Output, word for word, the line that contains "Transcribe this image's" and all lines after it in the records below, omitting pictures.

───── Record excerpts ─────

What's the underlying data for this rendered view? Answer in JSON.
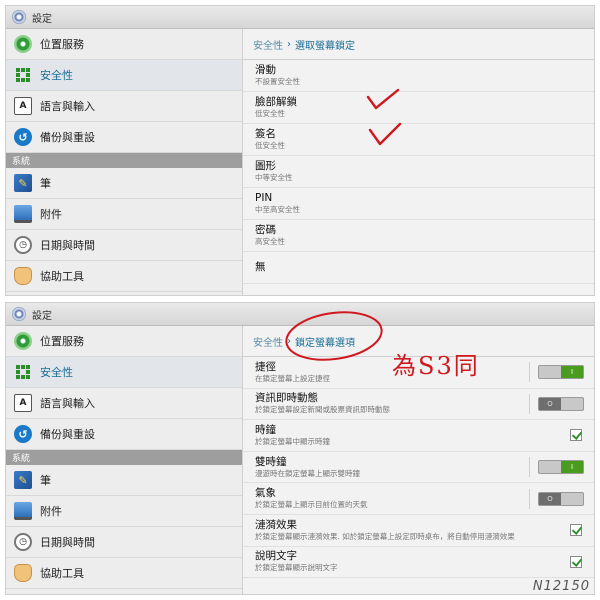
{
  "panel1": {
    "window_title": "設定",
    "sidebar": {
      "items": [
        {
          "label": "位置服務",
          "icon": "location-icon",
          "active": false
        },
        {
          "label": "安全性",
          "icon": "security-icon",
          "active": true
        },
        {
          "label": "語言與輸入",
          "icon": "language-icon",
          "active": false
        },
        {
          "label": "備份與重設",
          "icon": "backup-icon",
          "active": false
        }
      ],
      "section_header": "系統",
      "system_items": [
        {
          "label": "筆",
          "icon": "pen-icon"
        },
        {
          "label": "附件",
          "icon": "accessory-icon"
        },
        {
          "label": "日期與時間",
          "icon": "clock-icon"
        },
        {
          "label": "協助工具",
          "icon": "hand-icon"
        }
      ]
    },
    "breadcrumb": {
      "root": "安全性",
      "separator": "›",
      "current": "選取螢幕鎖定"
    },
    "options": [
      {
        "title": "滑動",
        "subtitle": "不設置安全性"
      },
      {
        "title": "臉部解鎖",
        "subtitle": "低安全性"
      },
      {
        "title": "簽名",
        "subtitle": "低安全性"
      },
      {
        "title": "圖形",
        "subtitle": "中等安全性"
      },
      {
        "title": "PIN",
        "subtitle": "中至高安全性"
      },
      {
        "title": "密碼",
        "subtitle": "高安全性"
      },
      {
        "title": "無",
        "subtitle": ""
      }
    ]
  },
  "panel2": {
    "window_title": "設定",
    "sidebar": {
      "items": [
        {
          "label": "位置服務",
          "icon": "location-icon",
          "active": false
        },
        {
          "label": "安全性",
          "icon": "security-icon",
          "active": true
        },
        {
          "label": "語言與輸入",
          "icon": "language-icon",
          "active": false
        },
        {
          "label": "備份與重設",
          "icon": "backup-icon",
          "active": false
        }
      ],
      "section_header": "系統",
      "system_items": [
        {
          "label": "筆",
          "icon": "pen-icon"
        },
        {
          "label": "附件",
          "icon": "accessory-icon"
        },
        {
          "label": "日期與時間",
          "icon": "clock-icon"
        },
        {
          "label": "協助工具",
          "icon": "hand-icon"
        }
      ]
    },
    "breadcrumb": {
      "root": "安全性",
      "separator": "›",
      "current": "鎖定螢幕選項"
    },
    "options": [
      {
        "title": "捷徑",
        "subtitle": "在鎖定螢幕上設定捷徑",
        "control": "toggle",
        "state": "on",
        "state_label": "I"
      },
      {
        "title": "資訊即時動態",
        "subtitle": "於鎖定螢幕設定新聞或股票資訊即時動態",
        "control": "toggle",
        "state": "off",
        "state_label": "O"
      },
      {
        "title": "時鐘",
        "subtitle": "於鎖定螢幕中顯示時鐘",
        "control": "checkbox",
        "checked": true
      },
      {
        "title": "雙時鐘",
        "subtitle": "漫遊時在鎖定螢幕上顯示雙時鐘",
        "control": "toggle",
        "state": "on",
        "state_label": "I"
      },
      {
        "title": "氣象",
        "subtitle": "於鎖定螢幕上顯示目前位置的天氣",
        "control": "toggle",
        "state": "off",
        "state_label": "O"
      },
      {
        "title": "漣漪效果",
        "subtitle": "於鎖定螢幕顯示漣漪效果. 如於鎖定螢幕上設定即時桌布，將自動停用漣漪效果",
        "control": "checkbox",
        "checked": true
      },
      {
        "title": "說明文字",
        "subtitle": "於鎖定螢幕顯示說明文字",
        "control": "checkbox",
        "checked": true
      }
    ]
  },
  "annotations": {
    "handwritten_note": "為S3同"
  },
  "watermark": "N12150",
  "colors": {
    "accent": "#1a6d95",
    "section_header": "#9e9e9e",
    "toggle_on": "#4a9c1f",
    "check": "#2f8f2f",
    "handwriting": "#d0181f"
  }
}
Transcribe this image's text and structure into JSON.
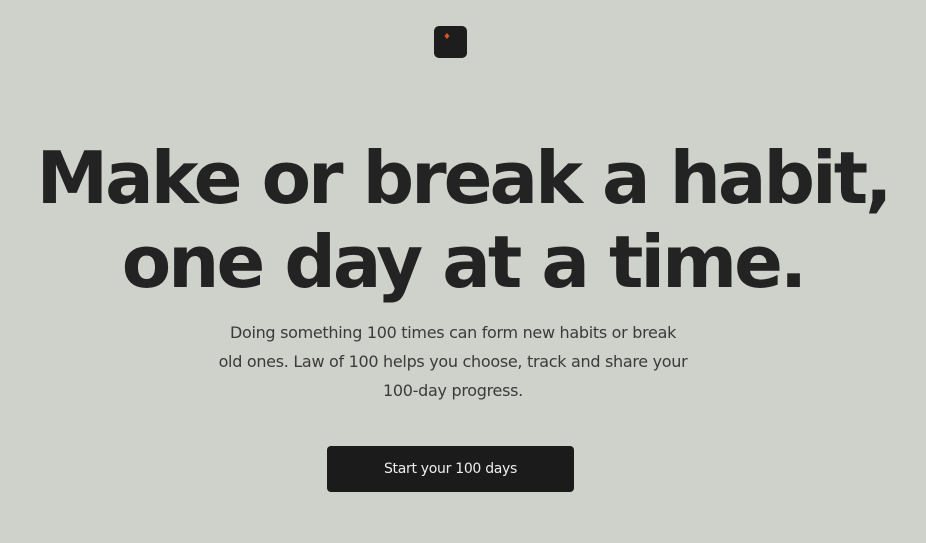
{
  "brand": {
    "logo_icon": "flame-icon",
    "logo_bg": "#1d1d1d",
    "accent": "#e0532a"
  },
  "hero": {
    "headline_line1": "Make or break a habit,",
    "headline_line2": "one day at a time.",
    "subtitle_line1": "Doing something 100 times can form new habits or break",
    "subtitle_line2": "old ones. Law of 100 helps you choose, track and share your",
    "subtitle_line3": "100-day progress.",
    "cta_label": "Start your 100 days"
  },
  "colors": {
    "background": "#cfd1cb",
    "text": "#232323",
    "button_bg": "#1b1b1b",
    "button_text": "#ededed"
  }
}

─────

> Answer to the problem
Transcribe this image's text and structure into JSON.
{
  "brand": {
    "logo_icon": "flame-icon",
    "logo_bg": "#1d1d1d",
    "accent": "#e0532a"
  },
  "hero": {
    "headline_line1": "Make or break a habit,",
    "headline_line2": "one day at a time.",
    "subtitle_line1": "Doing something 100 times can form new habits or break",
    "subtitle_line2": "old ones. Law of 100 helps you choose, track and share your",
    "subtitle_line3": "100-day progress.",
    "cta_label": "Start your 100 days"
  },
  "colors": {
    "background": "#cfd1cb",
    "text": "#232323",
    "button_bg": "#1b1b1b",
    "button_text": "#ededed"
  }
}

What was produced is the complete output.